[Task to carry out] If a line includes "coins", copy it out of the entries.

[Task material]
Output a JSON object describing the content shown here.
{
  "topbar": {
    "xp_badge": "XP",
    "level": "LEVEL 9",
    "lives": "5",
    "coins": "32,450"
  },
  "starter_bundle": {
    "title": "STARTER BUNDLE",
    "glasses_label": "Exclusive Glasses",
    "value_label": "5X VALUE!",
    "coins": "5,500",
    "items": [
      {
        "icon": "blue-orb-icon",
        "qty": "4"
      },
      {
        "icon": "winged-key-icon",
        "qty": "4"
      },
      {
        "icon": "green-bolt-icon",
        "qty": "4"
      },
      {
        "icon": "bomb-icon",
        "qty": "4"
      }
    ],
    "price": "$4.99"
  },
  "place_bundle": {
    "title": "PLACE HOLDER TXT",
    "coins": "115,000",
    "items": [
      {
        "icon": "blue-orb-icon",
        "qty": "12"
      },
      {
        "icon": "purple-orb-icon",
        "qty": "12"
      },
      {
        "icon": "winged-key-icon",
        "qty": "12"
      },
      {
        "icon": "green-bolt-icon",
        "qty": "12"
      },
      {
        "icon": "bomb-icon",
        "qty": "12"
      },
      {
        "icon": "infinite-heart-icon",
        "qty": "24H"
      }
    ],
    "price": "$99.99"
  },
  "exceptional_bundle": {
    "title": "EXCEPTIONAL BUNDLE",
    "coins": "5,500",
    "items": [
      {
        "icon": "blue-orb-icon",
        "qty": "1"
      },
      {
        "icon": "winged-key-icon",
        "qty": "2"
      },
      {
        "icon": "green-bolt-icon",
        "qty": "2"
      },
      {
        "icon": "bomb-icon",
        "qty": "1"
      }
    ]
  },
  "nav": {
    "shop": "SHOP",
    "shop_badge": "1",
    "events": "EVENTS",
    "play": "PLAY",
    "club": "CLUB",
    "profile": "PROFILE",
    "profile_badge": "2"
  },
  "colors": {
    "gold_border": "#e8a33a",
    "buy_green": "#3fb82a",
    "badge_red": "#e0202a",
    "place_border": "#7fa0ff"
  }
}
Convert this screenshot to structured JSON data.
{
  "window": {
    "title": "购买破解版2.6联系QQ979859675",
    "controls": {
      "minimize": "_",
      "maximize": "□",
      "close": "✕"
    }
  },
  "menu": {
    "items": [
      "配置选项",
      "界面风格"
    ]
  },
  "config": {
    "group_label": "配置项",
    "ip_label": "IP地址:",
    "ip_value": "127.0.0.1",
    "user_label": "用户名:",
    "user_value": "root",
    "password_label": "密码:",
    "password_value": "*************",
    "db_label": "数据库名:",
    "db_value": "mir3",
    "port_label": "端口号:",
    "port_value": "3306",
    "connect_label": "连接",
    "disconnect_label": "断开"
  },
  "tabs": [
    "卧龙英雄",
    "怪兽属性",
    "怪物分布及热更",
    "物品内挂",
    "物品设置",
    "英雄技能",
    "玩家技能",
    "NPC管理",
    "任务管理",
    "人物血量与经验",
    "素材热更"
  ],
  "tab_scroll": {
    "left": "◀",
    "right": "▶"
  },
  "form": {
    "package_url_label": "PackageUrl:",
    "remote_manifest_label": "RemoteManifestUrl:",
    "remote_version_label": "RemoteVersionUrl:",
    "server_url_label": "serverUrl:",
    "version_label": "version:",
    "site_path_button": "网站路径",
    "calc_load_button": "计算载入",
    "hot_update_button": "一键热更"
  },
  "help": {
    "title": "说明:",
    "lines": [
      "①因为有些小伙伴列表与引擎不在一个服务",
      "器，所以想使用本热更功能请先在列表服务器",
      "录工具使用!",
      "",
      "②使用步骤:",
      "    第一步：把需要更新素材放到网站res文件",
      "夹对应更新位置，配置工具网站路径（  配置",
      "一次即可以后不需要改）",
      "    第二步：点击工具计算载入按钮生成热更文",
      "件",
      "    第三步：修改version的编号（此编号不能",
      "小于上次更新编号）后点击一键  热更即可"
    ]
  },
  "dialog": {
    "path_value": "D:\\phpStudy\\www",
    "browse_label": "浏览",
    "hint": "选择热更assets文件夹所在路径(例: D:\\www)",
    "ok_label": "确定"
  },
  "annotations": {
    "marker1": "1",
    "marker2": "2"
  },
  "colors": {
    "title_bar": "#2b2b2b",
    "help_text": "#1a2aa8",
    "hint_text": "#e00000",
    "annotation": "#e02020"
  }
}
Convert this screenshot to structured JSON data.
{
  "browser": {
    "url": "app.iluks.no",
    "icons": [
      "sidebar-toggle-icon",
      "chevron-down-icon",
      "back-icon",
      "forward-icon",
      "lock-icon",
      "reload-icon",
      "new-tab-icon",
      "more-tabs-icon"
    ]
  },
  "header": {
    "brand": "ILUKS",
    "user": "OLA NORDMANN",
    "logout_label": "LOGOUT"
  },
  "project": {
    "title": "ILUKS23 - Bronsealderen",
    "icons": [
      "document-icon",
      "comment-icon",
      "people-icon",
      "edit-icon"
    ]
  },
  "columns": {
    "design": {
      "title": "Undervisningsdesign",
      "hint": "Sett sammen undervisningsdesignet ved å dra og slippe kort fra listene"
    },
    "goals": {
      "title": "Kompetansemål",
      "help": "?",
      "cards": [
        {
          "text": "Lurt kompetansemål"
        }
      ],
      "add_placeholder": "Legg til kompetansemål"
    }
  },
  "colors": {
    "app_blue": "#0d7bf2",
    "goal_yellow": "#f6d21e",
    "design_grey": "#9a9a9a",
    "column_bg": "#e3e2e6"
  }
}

[Answer area]
    "coins": "32,450"
    "coins": "5,500",
    "coins": "115,000",
    "coins": "5,500",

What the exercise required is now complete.